(DATA FOR THIS EXERCISE begins)

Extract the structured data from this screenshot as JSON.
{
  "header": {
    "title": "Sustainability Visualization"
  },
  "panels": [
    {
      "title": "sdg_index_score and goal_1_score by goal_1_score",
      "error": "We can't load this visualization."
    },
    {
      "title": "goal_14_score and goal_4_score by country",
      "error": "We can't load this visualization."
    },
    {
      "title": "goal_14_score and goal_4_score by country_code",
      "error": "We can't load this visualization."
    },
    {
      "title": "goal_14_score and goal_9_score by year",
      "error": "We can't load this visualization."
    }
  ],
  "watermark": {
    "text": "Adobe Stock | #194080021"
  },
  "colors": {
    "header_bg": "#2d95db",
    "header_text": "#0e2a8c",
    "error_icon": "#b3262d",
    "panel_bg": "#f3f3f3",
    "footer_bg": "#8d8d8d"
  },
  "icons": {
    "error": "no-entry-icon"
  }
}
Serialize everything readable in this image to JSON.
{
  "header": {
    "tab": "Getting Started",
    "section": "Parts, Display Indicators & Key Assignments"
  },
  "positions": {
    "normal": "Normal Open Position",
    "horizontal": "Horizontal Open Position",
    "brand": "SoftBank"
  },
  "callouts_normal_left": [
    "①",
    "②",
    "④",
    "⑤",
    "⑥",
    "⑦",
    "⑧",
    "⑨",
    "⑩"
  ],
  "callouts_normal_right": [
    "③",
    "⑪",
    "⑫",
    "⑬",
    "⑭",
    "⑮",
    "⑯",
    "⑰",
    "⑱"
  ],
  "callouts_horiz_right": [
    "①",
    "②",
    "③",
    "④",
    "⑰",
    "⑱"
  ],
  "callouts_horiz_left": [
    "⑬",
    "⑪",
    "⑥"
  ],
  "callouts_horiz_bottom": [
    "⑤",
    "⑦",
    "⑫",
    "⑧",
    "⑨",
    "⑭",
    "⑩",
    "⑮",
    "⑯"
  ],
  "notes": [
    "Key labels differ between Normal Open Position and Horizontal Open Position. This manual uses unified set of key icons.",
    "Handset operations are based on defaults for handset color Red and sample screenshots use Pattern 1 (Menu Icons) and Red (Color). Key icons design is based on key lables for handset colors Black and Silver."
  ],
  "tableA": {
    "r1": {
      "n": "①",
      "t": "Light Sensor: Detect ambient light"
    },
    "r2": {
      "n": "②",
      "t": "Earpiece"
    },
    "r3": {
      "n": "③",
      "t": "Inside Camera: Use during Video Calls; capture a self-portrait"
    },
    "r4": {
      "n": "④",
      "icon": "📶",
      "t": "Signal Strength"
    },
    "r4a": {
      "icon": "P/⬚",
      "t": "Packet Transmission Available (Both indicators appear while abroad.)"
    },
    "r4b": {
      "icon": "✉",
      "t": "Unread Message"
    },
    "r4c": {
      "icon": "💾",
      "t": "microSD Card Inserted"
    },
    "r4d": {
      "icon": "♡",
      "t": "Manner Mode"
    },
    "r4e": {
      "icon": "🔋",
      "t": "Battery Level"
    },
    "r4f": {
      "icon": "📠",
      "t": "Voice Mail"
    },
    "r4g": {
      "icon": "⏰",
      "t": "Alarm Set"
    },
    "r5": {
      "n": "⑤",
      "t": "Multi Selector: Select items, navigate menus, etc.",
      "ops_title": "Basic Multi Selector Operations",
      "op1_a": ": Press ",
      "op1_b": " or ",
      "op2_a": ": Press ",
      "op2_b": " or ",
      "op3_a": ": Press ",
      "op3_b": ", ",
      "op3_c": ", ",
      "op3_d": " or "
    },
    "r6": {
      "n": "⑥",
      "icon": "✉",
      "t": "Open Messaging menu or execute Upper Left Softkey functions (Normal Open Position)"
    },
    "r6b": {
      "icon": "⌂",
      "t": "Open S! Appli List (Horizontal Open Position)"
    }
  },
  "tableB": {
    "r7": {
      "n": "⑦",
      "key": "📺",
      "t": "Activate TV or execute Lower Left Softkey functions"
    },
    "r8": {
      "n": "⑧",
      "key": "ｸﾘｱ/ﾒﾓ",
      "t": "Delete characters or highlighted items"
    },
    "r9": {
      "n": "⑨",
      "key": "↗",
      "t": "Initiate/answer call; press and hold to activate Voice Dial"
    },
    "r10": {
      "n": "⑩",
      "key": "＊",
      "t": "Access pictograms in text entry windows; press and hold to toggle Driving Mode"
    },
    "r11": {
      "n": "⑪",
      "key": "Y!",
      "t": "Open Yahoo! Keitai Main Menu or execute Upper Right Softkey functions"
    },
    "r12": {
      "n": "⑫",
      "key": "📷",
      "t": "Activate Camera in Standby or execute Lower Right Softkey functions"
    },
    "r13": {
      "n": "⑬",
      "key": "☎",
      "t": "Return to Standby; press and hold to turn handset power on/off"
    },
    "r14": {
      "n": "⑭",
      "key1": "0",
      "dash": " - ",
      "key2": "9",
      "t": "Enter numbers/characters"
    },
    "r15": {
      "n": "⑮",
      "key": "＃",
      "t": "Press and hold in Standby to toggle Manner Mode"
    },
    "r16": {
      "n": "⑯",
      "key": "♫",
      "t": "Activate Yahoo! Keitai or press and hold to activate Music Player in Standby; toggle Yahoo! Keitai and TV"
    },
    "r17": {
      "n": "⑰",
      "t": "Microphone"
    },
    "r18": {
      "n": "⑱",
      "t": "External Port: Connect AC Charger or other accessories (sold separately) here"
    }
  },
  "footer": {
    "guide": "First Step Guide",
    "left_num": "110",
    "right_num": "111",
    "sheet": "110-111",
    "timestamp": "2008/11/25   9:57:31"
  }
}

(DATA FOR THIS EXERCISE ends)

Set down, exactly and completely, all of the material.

Extract the structured data from this screenshot as JSON.
{
  "header": {
    "title": "Sustainability Visualization"
  },
  "panels": [
    {
      "title": "sdg_index_score and goal_1_score by goal_1_score",
      "error": "We can't load this visualization."
    },
    {
      "title": "goal_14_score and goal_4_score by country",
      "error": "We can't load this visualization."
    },
    {
      "title": "goal_14_score and goal_4_score by country_code",
      "error": "We can't load this visualization."
    },
    {
      "title": "goal_14_score and goal_9_score by year",
      "error": "We can't load this visualization."
    }
  ],
  "watermark": {
    "text": "Adobe Stock | #194080021"
  },
  "colors": {
    "header_bg": "#2d95db",
    "header_text": "#0e2a8c",
    "error_icon": "#b3262d",
    "panel_bg": "#f3f3f3",
    "footer_bg": "#8d8d8d"
  },
  "icons": {
    "error": "no-entry-icon"
  }
}
Serialize everything readable in this image to JSON.
{
  "header": {
    "tab": "Getting Started",
    "section": "Parts, Display Indicators & Key Assignments"
  },
  "positions": {
    "normal": "Normal Open Position",
    "horizontal": "Horizontal Open Position",
    "brand": "SoftBank"
  },
  "callouts_normal_left": [
    "①",
    "②",
    "④",
    "⑤",
    "⑥",
    "⑦",
    "⑧",
    "⑨",
    "⑩"
  ],
  "callouts_normal_right": [
    "③",
    "⑪",
    "⑫",
    "⑬",
    "⑭",
    "⑮",
    "⑯",
    "⑰",
    "⑱"
  ],
  "callouts_horiz_right": [
    "①",
    "②",
    "③",
    "④",
    "⑰",
    "⑱"
  ],
  "callouts_horiz_left": [
    "⑬",
    "⑪",
    "⑥"
  ],
  "callouts_horiz_bottom": [
    "⑤",
    "⑦",
    "⑫",
    "⑧",
    "⑨",
    "⑭",
    "⑩",
    "⑮",
    "⑯"
  ],
  "notes": [
    "Key labels differ between Normal Open Position and Horizontal Open Position. This manual uses unified set of key icons.",
    "Handset operations are based on defaults for handset color Red and sample screenshots use Pattern 1 (Menu Icons) and Red (Color). Key icons design is based on key lables for handset colors Black and Silver."
  ],
  "tableA": {
    "r1": {
      "n": "①",
      "t": "Light Sensor: Detect ambient light"
    },
    "r2": {
      "n": "②",
      "t": "Earpiece"
    },
    "r3": {
      "n": "③",
      "t": "Inside Camera: Use during Video Calls; capture a self-portrait"
    },
    "r4": {
      "n": "④",
      "icon": "📶",
      "t": "Signal Strength"
    },
    "r4a": {
      "icon": "P/⬚",
      "t": "Packet Transmission Available (Both indicators appear while abroad.)"
    },
    "r4b": {
      "icon": "✉",
      "t": "Unread Message"
    },
    "r4c": {
      "icon": "💾",
      "t": "microSD Card Inserted"
    },
    "r4d": {
      "icon": "♡",
      "t": "Manner Mode"
    },
    "r4e": {
      "icon": "🔋",
      "t": "Battery Level"
    },
    "r4f": {
      "icon": "📠",
      "t": "Voice Mail"
    },
    "r4g": {
      "icon": "⏰",
      "t": "Alarm Set"
    },
    "r5": {
      "n": "⑤",
      "t": "Multi Selector: Select items, navigate menus, etc.",
      "ops_title": "Basic Multi Selector Operations",
      "op1_a": ": Press ",
      "op1_b": " or ",
      "op2_a": ": Press ",
      "op2_b": " or ",
      "op3_a": ": Press ",
      "op3_b": ", ",
      "op3_c": ", ",
      "op3_d": " or "
    },
    "r6": {
      "n": "⑥",
      "icon": "✉",
      "t": "Open Messaging menu or execute Upper Left Softkey functions (Normal Open Position)"
    },
    "r6b": {
      "icon": "⌂",
      "t": "Open S! Appli List (Horizontal Open Position)"
    }
  },
  "tableB": {
    "r7": {
      "n": "⑦",
      "key": "📺",
      "t": "Activate TV or execute Lower Left Softkey functions"
    },
    "r8": {
      "n": "⑧",
      "key": "ｸﾘｱ/ﾒﾓ",
      "t": "Delete characters or highlighted items"
    },
    "r9": {
      "n": "⑨",
      "key": "↗",
      "t": "Initiate/answer call; press and hold to activate Voice Dial"
    },
    "r10": {
      "n": "⑩",
      "key": "＊",
      "t": "Access pictograms in text entry windows; press and hold to toggle Driving Mode"
    },
    "r11": {
      "n": "⑪",
      "key": "Y!",
      "t": "Open Yahoo! Keitai Main Menu or execute Upper Right Softkey functions"
    },
    "r12": {
      "n": "⑫",
      "key": "📷",
      "t": "Activate Camera in Standby or execute Lower Right Softkey functions"
    },
    "r13": {
      "n": "⑬",
      "key": "☎",
      "t": "Return to Standby; press and hold to turn handset power on/off"
    },
    "r14": {
      "n": "⑭",
      "key1": "0",
      "dash": " - ",
      "key2": "9",
      "t": "Enter numbers/characters"
    },
    "r15": {
      "n": "⑮",
      "key": "＃",
      "t": "Press and hold in Standby to toggle Manner Mode"
    },
    "r16": {
      "n": "⑯",
      "key": "♫",
      "t": "Activate Yahoo! Keitai or press and hold to activate Music Player in Standby; toggle Yahoo! Keitai and TV"
    },
    "r17": {
      "n": "⑰",
      "t": "Microphone"
    },
    "r18": {
      "n": "⑱",
      "t": "External Port: Connect AC Charger or other accessories (sold separately) here"
    }
  },
  "footer": {
    "guide": "First Step Guide",
    "left_num": "110",
    "right_num": "111",
    "sheet": "110-111",
    "timestamp": "2008/11/25   9:57:31"
  }
}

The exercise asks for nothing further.